[DATA RECORDS — start]

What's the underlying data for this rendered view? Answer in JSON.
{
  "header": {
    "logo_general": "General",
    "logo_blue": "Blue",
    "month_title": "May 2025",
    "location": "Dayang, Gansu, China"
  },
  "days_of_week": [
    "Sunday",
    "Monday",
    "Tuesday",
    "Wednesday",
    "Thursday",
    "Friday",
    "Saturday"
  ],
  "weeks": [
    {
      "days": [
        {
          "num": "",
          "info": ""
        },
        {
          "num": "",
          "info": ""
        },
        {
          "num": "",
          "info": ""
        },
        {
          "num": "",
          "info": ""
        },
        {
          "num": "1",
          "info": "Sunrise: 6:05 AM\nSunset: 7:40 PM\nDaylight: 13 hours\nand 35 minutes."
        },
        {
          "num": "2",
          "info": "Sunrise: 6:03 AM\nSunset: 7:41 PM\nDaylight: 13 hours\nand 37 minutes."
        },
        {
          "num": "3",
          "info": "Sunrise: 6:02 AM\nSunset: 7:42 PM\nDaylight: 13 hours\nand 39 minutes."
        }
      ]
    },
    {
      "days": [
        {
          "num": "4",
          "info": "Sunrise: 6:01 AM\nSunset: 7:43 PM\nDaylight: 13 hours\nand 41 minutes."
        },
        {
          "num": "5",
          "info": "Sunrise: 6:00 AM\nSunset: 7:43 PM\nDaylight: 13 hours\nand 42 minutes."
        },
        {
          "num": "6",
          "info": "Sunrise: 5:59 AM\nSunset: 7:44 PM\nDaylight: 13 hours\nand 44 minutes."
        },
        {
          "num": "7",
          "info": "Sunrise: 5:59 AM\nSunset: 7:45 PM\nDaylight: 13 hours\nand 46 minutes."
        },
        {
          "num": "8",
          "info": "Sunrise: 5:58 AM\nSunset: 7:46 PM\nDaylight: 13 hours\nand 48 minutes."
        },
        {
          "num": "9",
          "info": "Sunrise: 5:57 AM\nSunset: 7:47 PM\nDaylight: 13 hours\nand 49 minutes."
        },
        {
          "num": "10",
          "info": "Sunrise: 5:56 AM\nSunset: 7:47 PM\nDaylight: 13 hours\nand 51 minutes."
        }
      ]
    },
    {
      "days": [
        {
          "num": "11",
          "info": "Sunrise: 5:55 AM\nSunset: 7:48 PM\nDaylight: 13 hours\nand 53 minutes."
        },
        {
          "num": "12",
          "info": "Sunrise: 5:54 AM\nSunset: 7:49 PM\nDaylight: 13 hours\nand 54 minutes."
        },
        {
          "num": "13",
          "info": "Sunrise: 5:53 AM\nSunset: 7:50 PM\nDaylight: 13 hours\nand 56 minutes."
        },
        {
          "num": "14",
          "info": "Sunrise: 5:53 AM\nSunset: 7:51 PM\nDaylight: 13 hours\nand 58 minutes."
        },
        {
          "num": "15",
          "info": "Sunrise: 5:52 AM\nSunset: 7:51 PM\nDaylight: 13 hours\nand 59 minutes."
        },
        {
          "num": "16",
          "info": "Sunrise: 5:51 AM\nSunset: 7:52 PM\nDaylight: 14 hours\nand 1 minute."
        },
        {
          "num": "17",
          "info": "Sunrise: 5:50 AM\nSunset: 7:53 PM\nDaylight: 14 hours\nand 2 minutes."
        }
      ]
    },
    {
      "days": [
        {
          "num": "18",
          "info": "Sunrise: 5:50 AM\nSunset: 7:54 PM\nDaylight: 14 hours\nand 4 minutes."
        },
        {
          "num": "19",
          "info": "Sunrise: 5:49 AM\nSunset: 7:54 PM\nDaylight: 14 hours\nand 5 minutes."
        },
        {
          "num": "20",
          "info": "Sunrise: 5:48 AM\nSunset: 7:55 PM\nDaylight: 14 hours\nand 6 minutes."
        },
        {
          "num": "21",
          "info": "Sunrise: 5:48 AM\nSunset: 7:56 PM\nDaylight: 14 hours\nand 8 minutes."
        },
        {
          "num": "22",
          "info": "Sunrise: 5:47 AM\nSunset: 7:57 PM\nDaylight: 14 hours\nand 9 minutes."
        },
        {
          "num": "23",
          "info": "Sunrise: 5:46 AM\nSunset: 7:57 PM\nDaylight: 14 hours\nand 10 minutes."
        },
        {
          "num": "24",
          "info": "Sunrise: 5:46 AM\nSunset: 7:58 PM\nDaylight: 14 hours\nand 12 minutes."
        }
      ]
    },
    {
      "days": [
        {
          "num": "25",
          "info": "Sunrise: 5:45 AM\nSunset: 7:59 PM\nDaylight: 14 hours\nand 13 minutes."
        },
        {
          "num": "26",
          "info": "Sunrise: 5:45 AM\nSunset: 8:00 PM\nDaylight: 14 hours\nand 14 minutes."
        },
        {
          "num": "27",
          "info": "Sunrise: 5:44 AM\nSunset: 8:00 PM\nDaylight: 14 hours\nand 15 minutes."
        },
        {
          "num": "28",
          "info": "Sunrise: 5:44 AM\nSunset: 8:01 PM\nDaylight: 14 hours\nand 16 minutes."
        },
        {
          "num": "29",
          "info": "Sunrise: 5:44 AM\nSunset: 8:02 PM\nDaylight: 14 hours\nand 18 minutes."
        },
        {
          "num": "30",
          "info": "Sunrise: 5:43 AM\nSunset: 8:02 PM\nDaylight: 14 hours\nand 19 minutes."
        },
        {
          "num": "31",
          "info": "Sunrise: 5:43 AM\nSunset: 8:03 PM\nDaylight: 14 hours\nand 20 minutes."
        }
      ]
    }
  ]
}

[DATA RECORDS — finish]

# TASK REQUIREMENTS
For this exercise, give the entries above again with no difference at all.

# RESULT
What's the underlying data for this rendered view? Answer in JSON.
{
  "header": {
    "logo_general": "General",
    "logo_blue": "Blue",
    "month_title": "May 2025",
    "location": "Dayang, Gansu, China"
  },
  "days_of_week": [
    "Sunday",
    "Monday",
    "Tuesday",
    "Wednesday",
    "Thursday",
    "Friday",
    "Saturday"
  ],
  "weeks": [
    {
      "days": [
        {
          "num": "",
          "info": ""
        },
        {
          "num": "",
          "info": ""
        },
        {
          "num": "",
          "info": ""
        },
        {
          "num": "",
          "info": ""
        },
        {
          "num": "1",
          "info": "Sunrise: 6:05 AM\nSunset: 7:40 PM\nDaylight: 13 hours\nand 35 minutes."
        },
        {
          "num": "2",
          "info": "Sunrise: 6:03 AM\nSunset: 7:41 PM\nDaylight: 13 hours\nand 37 minutes."
        },
        {
          "num": "3",
          "info": "Sunrise: 6:02 AM\nSunset: 7:42 PM\nDaylight: 13 hours\nand 39 minutes."
        }
      ]
    },
    {
      "days": [
        {
          "num": "4",
          "info": "Sunrise: 6:01 AM\nSunset: 7:43 PM\nDaylight: 13 hours\nand 41 minutes."
        },
        {
          "num": "5",
          "info": "Sunrise: 6:00 AM\nSunset: 7:43 PM\nDaylight: 13 hours\nand 42 minutes."
        },
        {
          "num": "6",
          "info": "Sunrise: 5:59 AM\nSunset: 7:44 PM\nDaylight: 13 hours\nand 44 minutes."
        },
        {
          "num": "7",
          "info": "Sunrise: 5:59 AM\nSunset: 7:45 PM\nDaylight: 13 hours\nand 46 minutes."
        },
        {
          "num": "8",
          "info": "Sunrise: 5:58 AM\nSunset: 7:46 PM\nDaylight: 13 hours\nand 48 minutes."
        },
        {
          "num": "9",
          "info": "Sunrise: 5:57 AM\nSunset: 7:47 PM\nDaylight: 13 hours\nand 49 minutes."
        },
        {
          "num": "10",
          "info": "Sunrise: 5:56 AM\nSunset: 7:47 PM\nDaylight: 13 hours\nand 51 minutes."
        }
      ]
    },
    {
      "days": [
        {
          "num": "11",
          "info": "Sunrise: 5:55 AM\nSunset: 7:48 PM\nDaylight: 13 hours\nand 53 minutes."
        },
        {
          "num": "12",
          "info": "Sunrise: 5:54 AM\nSunset: 7:49 PM\nDaylight: 13 hours\nand 54 minutes."
        },
        {
          "num": "13",
          "info": "Sunrise: 5:53 AM\nSunset: 7:50 PM\nDaylight: 13 hours\nand 56 minutes."
        },
        {
          "num": "14",
          "info": "Sunrise: 5:53 AM\nSunset: 7:51 PM\nDaylight: 13 hours\nand 58 minutes."
        },
        {
          "num": "15",
          "info": "Sunrise: 5:52 AM\nSunset: 7:51 PM\nDaylight: 13 hours\nand 59 minutes."
        },
        {
          "num": "16",
          "info": "Sunrise: 5:51 AM\nSunset: 7:52 PM\nDaylight: 14 hours\nand 1 minute."
        },
        {
          "num": "17",
          "info": "Sunrise: 5:50 AM\nSunset: 7:53 PM\nDaylight: 14 hours\nand 2 minutes."
        }
      ]
    },
    {
      "days": [
        {
          "num": "18",
          "info": "Sunrise: 5:50 AM\nSunset: 7:54 PM\nDaylight: 14 hours\nand 4 minutes."
        },
        {
          "num": "19",
          "info": "Sunrise: 5:49 AM\nSunset: 7:54 PM\nDaylight: 14 hours\nand 5 minutes."
        },
        {
          "num": "20",
          "info": "Sunrise: 5:48 AM\nSunset: 7:55 PM\nDaylight: 14 hours\nand 6 minutes."
        },
        {
          "num": "21",
          "info": "Sunrise: 5:48 AM\nSunset: 7:56 PM\nDaylight: 14 hours\nand 8 minutes."
        },
        {
          "num": "22",
          "info": "Sunrise: 5:47 AM\nSunset: 7:57 PM\nDaylight: 14 hours\nand 9 minutes."
        },
        {
          "num": "23",
          "info": "Sunrise: 5:46 AM\nSunset: 7:57 PM\nDaylight: 14 hours\nand 10 minutes."
        },
        {
          "num": "24",
          "info": "Sunrise: 5:46 AM\nSunset: 7:58 PM\nDaylight: 14 hours\nand 12 minutes."
        }
      ]
    },
    {
      "days": [
        {
          "num": "25",
          "info": "Sunrise: 5:45 AM\nSunset: 7:59 PM\nDaylight: 14 hours\nand 13 minutes."
        },
        {
          "num": "26",
          "info": "Sunrise: 5:45 AM\nSunset: 8:00 PM\nDaylight: 14 hours\nand 14 minutes."
        },
        {
          "num": "27",
          "info": "Sunrise: 5:44 AM\nSunset: 8:00 PM\nDaylight: 14 hours\nand 15 minutes."
        },
        {
          "num": "28",
          "info": "Sunrise: 5:44 AM\nSunset: 8:01 PM\nDaylight: 14 hours\nand 16 minutes."
        },
        {
          "num": "29",
          "info": "Sunrise: 5:44 AM\nSunset: 8:02 PM\nDaylight: 14 hours\nand 18 minutes."
        },
        {
          "num": "30",
          "info": "Sunrise: 5:43 AM\nSunset: 8:02 PM\nDaylight: 14 hours\nand 19 minutes."
        },
        {
          "num": "31",
          "info": "Sunrise: 5:43 AM\nSunset: 8:03 PM\nDaylight: 14 hours\nand 20 minutes."
        }
      ]
    }
  ]
}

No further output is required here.